#### What is being asked
Go through the entries and set each one down exactly.

#### The data
+---+

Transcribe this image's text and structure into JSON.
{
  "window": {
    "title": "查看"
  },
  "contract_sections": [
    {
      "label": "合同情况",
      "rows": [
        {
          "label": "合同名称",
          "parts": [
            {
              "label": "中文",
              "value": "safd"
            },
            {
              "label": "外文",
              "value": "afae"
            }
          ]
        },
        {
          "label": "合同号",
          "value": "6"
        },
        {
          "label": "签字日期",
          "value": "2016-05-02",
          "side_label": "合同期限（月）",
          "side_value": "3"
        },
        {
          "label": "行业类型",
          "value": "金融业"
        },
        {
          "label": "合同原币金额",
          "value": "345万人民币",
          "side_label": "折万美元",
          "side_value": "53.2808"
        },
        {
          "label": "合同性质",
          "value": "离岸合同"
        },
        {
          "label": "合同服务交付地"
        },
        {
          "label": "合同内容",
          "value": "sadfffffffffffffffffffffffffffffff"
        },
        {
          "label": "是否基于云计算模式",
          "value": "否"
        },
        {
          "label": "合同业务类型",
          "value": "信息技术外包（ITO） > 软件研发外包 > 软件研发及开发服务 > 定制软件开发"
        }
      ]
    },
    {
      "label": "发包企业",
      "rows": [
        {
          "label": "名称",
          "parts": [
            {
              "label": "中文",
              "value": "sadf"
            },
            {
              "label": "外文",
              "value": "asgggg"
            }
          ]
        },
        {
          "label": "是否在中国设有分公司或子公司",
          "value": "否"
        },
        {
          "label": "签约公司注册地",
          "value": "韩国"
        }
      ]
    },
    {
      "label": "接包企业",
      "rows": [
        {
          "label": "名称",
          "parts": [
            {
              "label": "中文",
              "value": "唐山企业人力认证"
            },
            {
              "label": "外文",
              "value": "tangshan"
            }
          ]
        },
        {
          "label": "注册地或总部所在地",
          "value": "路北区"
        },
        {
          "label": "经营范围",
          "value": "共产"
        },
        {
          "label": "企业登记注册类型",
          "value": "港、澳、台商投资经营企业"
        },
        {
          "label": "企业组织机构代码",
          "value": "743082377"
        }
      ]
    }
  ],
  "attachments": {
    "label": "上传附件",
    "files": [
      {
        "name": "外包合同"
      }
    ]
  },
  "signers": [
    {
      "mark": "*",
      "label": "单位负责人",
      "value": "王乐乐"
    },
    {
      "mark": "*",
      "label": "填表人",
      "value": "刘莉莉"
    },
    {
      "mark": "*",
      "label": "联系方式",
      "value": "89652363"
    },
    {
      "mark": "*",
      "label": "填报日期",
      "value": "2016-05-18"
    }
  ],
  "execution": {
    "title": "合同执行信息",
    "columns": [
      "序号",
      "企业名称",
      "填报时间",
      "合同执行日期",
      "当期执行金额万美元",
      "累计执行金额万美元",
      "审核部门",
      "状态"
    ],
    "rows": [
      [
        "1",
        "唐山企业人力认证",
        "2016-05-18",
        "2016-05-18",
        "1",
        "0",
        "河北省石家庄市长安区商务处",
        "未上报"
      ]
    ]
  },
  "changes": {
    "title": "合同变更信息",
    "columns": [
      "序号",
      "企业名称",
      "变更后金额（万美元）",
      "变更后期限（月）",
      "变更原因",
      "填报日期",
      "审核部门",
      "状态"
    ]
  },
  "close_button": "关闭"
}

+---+

#### Exercise answer
Transcribe this image's text and structure into JSON.
{
  "window": {
    "title": "查看"
  },
  "contract_sections": [
    {
      "label": "合同情况",
      "rows": [
        {
          "label": "合同名称",
          "parts": [
            {
              "label": "中文",
              "value": "safd"
            },
            {
              "label": "外文",
              "value": "afae"
            }
          ]
        },
        {
          "label": "合同号",
          "value": "6"
        },
        {
          "label": "签字日期",
          "value": "2016-05-02",
          "side_label": "合同期限（月）",
          "side_value": "3"
        },
        {
          "label": "行业类型",
          "value": "金融业"
        },
        {
          "label": "合同原币金额",
          "value": "345万人民币",
          "side_label": "折万美元",
          "side_value": "53.2808"
        },
        {
          "label": "合同性质",
          "value": "离岸合同"
        },
        {
          "label": "合同服务交付地"
        },
        {
          "label": "合同内容",
          "value": "sadfffffffffffffffffffffffffffffff"
        },
        {
          "label": "是否基于云计算模式",
          "value": "否"
        },
        {
          "label": "合同业务类型",
          "value": "信息技术外包（ITO） > 软件研发外包 > 软件研发及开发服务 > 定制软件开发"
        }
      ]
    },
    {
      "label": "发包企业",
      "rows": [
        {
          "label": "名称",
          "parts": [
            {
              "label": "中文",
              "value": "sadf"
            },
            {
              "label": "外文",
              "value": "asgggg"
            }
          ]
        },
        {
          "label": "是否在中国设有分公司或子公司",
          "value": "否"
        },
        {
          "label": "签约公司注册地",
          "value": "韩国"
        }
      ]
    },
    {
      "label": "接包企业",
      "rows": [
        {
          "label": "名称",
          "parts": [
            {
              "label": "中文",
              "value": "唐山企业人力认证"
            },
            {
              "label": "外文",
              "value": "tangshan"
            }
          ]
        },
        {
          "label": "注册地或总部所在地",
          "value": "路北区"
        },
        {
          "label": "经营范围",
          "value": "共产"
        },
        {
          "label": "企业登记注册类型",
          "value": "港、澳、台商投资经营企业"
        },
        {
          "label": "企业组织机构代码",
          "value": "743082377"
        }
      ]
    }
  ],
  "attachments": {
    "label": "上传附件",
    "files": [
      {
        "name": "外包合同"
      }
    ]
  },
  "signers": [
    {
      "mark": "*",
      "label": "单位负责人",
      "value": "王乐乐"
    },
    {
      "mark": "*",
      "label": "填表人",
      "value": "刘莉莉"
    },
    {
      "mark": "*",
      "label": "联系方式",
      "value": "89652363"
    },
    {
      "mark": "*",
      "label": "填报日期",
      "value": "2016-05-18"
    }
  ],
  "execution": {
    "title": "合同执行信息",
    "columns": [
      "序号",
      "企业名称",
      "填报时间",
      "合同执行日期",
      "当期执行金额万美元",
      "累计执行金额万美元",
      "审核部门",
      "状态"
    ],
    "rows": [
      [
        "1",
        "唐山企业人力认证",
        "2016-05-18",
        "2016-05-18",
        "1",
        "0",
        "河北省石家庄市长安区商务处",
        "未上报"
      ]
    ]
  },
  "changes": {
    "title": "合同变更信息",
    "columns": [
      "序号",
      "企业名称",
      "变更后金额（万美元）",
      "变更后期限（月）",
      "变更原因",
      "填报日期",
      "审核部门",
      "状态"
    ]
  },
  "close_button": "关闭"
}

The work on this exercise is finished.